From an external social perspective, you can open up these social tools to clients so they have limited access to reading and posting on specific topics (like a project), while still maintaining security fences around them. Also, there is some inherent security in the nature of the social medium that can save you from embarrassing yourself with a client, like the fact that you can’t forward posts and it’s pretty hard to accidentally reply-all. Using social tools with clients also feels like a conversation, so it’s less formal and can be great for collaboration in a more idea-driven or brainstorm-like environment. These tools also have updated UIs that make them more engaging than email and input your conversations with clients in the context of the project or your relationship with them since they often live on your client portal, and context is something email doesn’t really do. Simply having a client portal and collaborative social tools can really help distinguish your firm from others, and highlight a uniquely efficient way clients can work with you. The final thing to note about internal and external social conversations is that the data is easily and automatically archived on the Client record, which historicizes client interactions in a central system. This is not always the case with emails.
5. Proposal Generation:
For some professional services firms, proposals can be hundreds of pages long and include things like resumes, project references, and boilerplate text like leadership bios and company history. CRM has lightweight functionality around this natively, and is a solid repository for the data you’d use to create documents from the centralized information within it. However, in order to really create full on proposals, some integrations really should be built into tools like Word or InDesign. Ideally, these would leverage predefined templates for efficiency and take a step-by-step wizard approach, allowing you to also bring in documents and pictures from document management sources tied to CRM. CRM would allow you to search for relevant content for your proposal, and more generally update that content centrally in one place.

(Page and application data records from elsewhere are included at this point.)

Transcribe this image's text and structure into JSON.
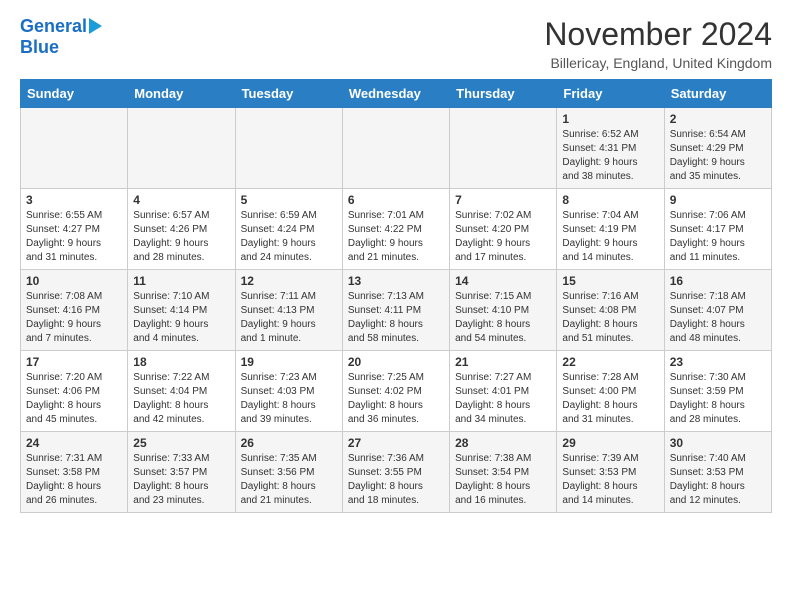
{
  "logo": {
    "line1": "General",
    "line2": "Blue"
  },
  "title": "November 2024",
  "location": "Billericay, England, United Kingdom",
  "weekdays": [
    "Sunday",
    "Monday",
    "Tuesday",
    "Wednesday",
    "Thursday",
    "Friday",
    "Saturday"
  ],
  "weeks": [
    [
      {
        "day": "",
        "info": ""
      },
      {
        "day": "",
        "info": ""
      },
      {
        "day": "",
        "info": ""
      },
      {
        "day": "",
        "info": ""
      },
      {
        "day": "",
        "info": ""
      },
      {
        "day": "1",
        "info": "Sunrise: 6:52 AM\nSunset: 4:31 PM\nDaylight: 9 hours\nand 38 minutes."
      },
      {
        "day": "2",
        "info": "Sunrise: 6:54 AM\nSunset: 4:29 PM\nDaylight: 9 hours\nand 35 minutes."
      }
    ],
    [
      {
        "day": "3",
        "info": "Sunrise: 6:55 AM\nSunset: 4:27 PM\nDaylight: 9 hours\nand 31 minutes."
      },
      {
        "day": "4",
        "info": "Sunrise: 6:57 AM\nSunset: 4:26 PM\nDaylight: 9 hours\nand 28 minutes."
      },
      {
        "day": "5",
        "info": "Sunrise: 6:59 AM\nSunset: 4:24 PM\nDaylight: 9 hours\nand 24 minutes."
      },
      {
        "day": "6",
        "info": "Sunrise: 7:01 AM\nSunset: 4:22 PM\nDaylight: 9 hours\nand 21 minutes."
      },
      {
        "day": "7",
        "info": "Sunrise: 7:02 AM\nSunset: 4:20 PM\nDaylight: 9 hours\nand 17 minutes."
      },
      {
        "day": "8",
        "info": "Sunrise: 7:04 AM\nSunset: 4:19 PM\nDaylight: 9 hours\nand 14 minutes."
      },
      {
        "day": "9",
        "info": "Sunrise: 7:06 AM\nSunset: 4:17 PM\nDaylight: 9 hours\nand 11 minutes."
      }
    ],
    [
      {
        "day": "10",
        "info": "Sunrise: 7:08 AM\nSunset: 4:16 PM\nDaylight: 9 hours\nand 7 minutes."
      },
      {
        "day": "11",
        "info": "Sunrise: 7:10 AM\nSunset: 4:14 PM\nDaylight: 9 hours\nand 4 minutes."
      },
      {
        "day": "12",
        "info": "Sunrise: 7:11 AM\nSunset: 4:13 PM\nDaylight: 9 hours\nand 1 minute."
      },
      {
        "day": "13",
        "info": "Sunrise: 7:13 AM\nSunset: 4:11 PM\nDaylight: 8 hours\nand 58 minutes."
      },
      {
        "day": "14",
        "info": "Sunrise: 7:15 AM\nSunset: 4:10 PM\nDaylight: 8 hours\nand 54 minutes."
      },
      {
        "day": "15",
        "info": "Sunrise: 7:16 AM\nSunset: 4:08 PM\nDaylight: 8 hours\nand 51 minutes."
      },
      {
        "day": "16",
        "info": "Sunrise: 7:18 AM\nSunset: 4:07 PM\nDaylight: 8 hours\nand 48 minutes."
      }
    ],
    [
      {
        "day": "17",
        "info": "Sunrise: 7:20 AM\nSunset: 4:06 PM\nDaylight: 8 hours\nand 45 minutes."
      },
      {
        "day": "18",
        "info": "Sunrise: 7:22 AM\nSunset: 4:04 PM\nDaylight: 8 hours\nand 42 minutes."
      },
      {
        "day": "19",
        "info": "Sunrise: 7:23 AM\nSunset: 4:03 PM\nDaylight: 8 hours\nand 39 minutes."
      },
      {
        "day": "20",
        "info": "Sunrise: 7:25 AM\nSunset: 4:02 PM\nDaylight: 8 hours\nand 36 minutes."
      },
      {
        "day": "21",
        "info": "Sunrise: 7:27 AM\nSunset: 4:01 PM\nDaylight: 8 hours\nand 34 minutes."
      },
      {
        "day": "22",
        "info": "Sunrise: 7:28 AM\nSunset: 4:00 PM\nDaylight: 8 hours\nand 31 minutes."
      },
      {
        "day": "23",
        "info": "Sunrise: 7:30 AM\nSunset: 3:59 PM\nDaylight: 8 hours\nand 28 minutes."
      }
    ],
    [
      {
        "day": "24",
        "info": "Sunrise: 7:31 AM\nSunset: 3:58 PM\nDaylight: 8 hours\nand 26 minutes."
      },
      {
        "day": "25",
        "info": "Sunrise: 7:33 AM\nSunset: 3:57 PM\nDaylight: 8 hours\nand 23 minutes."
      },
      {
        "day": "26",
        "info": "Sunrise: 7:35 AM\nSunset: 3:56 PM\nDaylight: 8 hours\nand 21 minutes."
      },
      {
        "day": "27",
        "info": "Sunrise: 7:36 AM\nSunset: 3:55 PM\nDaylight: 8 hours\nand 18 minutes."
      },
      {
        "day": "28",
        "info": "Sunrise: 7:38 AM\nSunset: 3:54 PM\nDaylight: 8 hours\nand 16 minutes."
      },
      {
        "day": "29",
        "info": "Sunrise: 7:39 AM\nSunset: 3:53 PM\nDaylight: 8 hours\nand 14 minutes."
      },
      {
        "day": "30",
        "info": "Sunrise: 7:40 AM\nSunset: 3:53 PM\nDaylight: 8 hours\nand 12 minutes."
      }
    ]
  ]
}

Those are just some common things professional services firms may wish to tackle in the third phase of their CRM implementation. There are plenty of others we’d be happy to help you explore and discuss. Hopefully, this series of posts helped you recognize how nuanced a CRM implementation can be, which is why a phased approach works best. Simply standing up a basic system and walking away is a recipe for wasted time, money, and energy, and won’t build goodwill with your users. If you want to hear more about how to implement CRM for professional services firms using a phased approach, feel free to contact us.